Drôme, located at the northern end of Provence, is often referred to as the “Gateway to Provence” since many features of the region compare to those of its close neighbor: sprawling vineyards, lavender fields, perched villages, and sunny blue skies. However, Drôme has its own identity and culture, landscapes and local flavors, revealed only to those who take the time to stop, explore, and savor; a mosaic ready to be shared.
The Village and Heritage Tour
When people speak to me of their experiences visiting France, it is mostly about the landscapes and sites. People are rarely mentioned and if so, not always in great terms. The premise of the Village and Heritage tour is to offer authenticity and a sense of wonder away from big cities and heavily visited areas. The 10 day tour accomplishes its mission by providing a close encounter with the people, places, stories, and delicacies of the region. I want visitors to get to know the native people, their work, their struggle, and their laughter. I want locals to share with guests their livelihood, the beauty of their land.

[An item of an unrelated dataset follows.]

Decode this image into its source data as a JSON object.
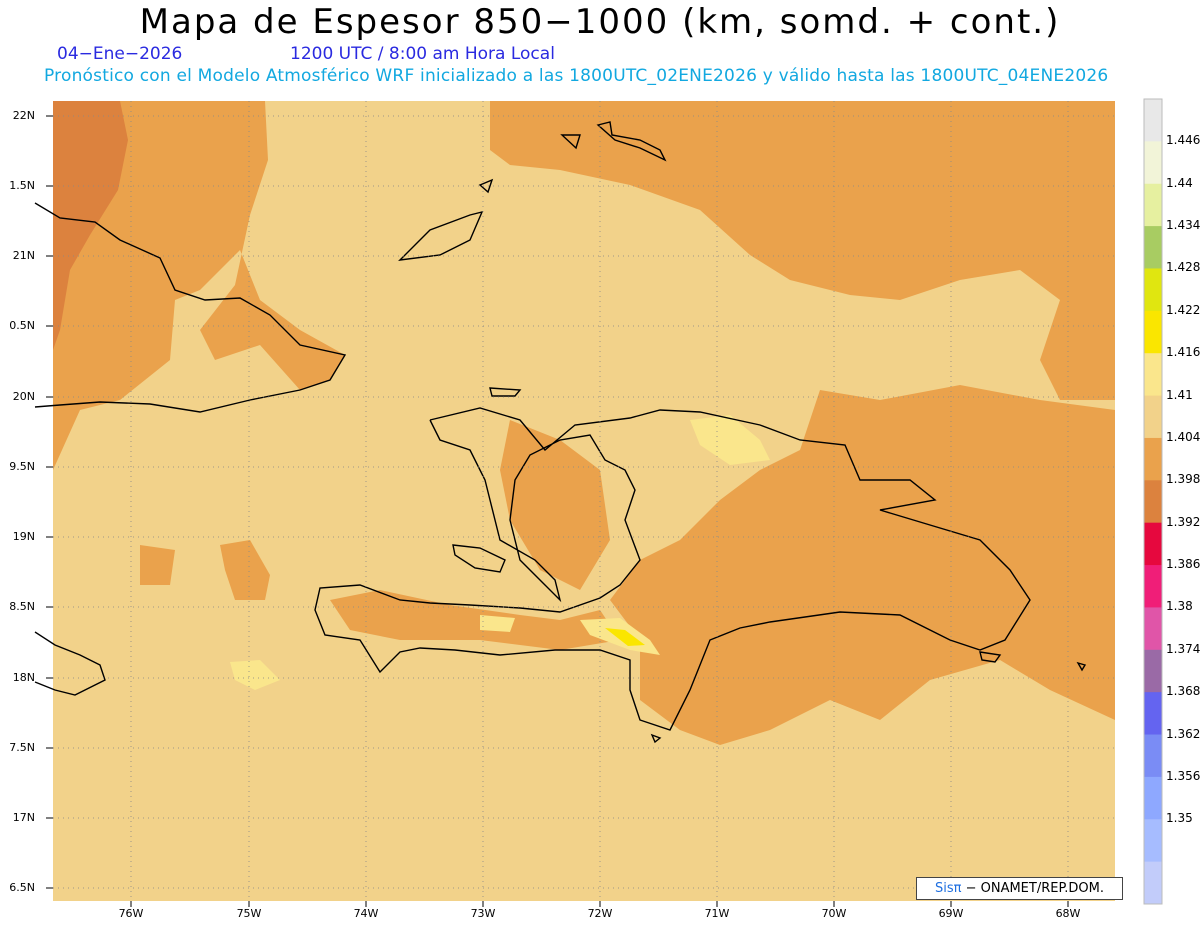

I want everyone to listen and tell their stories. We all have fascinating stories. They say that if everyone had a friend in every country, there would be no wars.
Accommodations are mostly local B&Bs or small locally owned boutique hotels set in the countryside among vineyards and lavender fields. There is no hopping, so clients can put their luggage down and soon feel quite at home. The group, limited to 12 people, takes daily excursions to remote medieval villages and provincial towns, castles, roman ruins, caves thousands of years old, wineries, and much more.
The itinerary is well balanced between group activities and leisure time for individuals to explore. After a copious breakfast of homemade jams, cheeses, and fresh baked bread and croissants, the group heads out to the day’s destinations. Destinations are reached by traveling the tiny country roads alongside colorful and gorgeous landscapes, a delight for the eyes. Yes, sometimes we miss our turns. Signage can be inconsistent at best, non-existent at worse. Those roads are not for tourists and locals do not need signs!
Most days there is one scheduled visit in the morning and one in the afternoon, leaving plenty of time to linger at will. Castles, roman ruins, villages, and a silk museum offer a look into the past and history that shaped the region. Wineries, a lavender farm and an olive mill offer perspective into the present and people’s livelihood. Lunches are taken in local restaurants favorited by the natives or a picnic bought at the local market. The local market gives an opportunity to explore local fare and mingle with the natives. The days end early enough to enjoy a dip in the B&B pool or relax with a book on the terrace before dinner. Dinners are mostly served at the B&B and are cooked by the hosts with fresh local produce and accompanied by local wines. My father used to say that one should always drink local wines with local food because both were matched in heaven.
Our favorite B&B is a farm. The 200 year old buildings made of thick limestone are typical of the traditional architecture. What used to be the sheep stables has been renovated into comfortable and charming rooms with all amenities. The rooms open on a terrace overlooking an olive grove and fruit orchard. Ah! those apricots!!. As a group, we have enjoyed many aperitifs (before dinner drinks) under the olive trees. The camaraderie that develops within the group and our hosts from sitting at the big long farm style tables is a memory travelers have said to cherish long after the trip. Our host’s father was a champion in petanque the southern French version of bocce. She used to play on his team and several of us enjoyed playing under the linden tree late into the evening.
I am not a big tour operator and the castles we visit are not Versailles or Chambord. But, my little gem tucked away in southern France is well worth discovering, and I have much to share and much to tell. I am humbled by and grateful to anyone who takes a chance to come with me to a land they have never heard of. As a native, I have endearing stories about growing up there, and, so far, everyone has enjoyed listening and discovering. One of the tour participants once said to me “your passion and deep love for your native land are so contagious that one cannot escape falling in love as well.” Come back here and I will share so much more bout those places and people. You will fall in love too.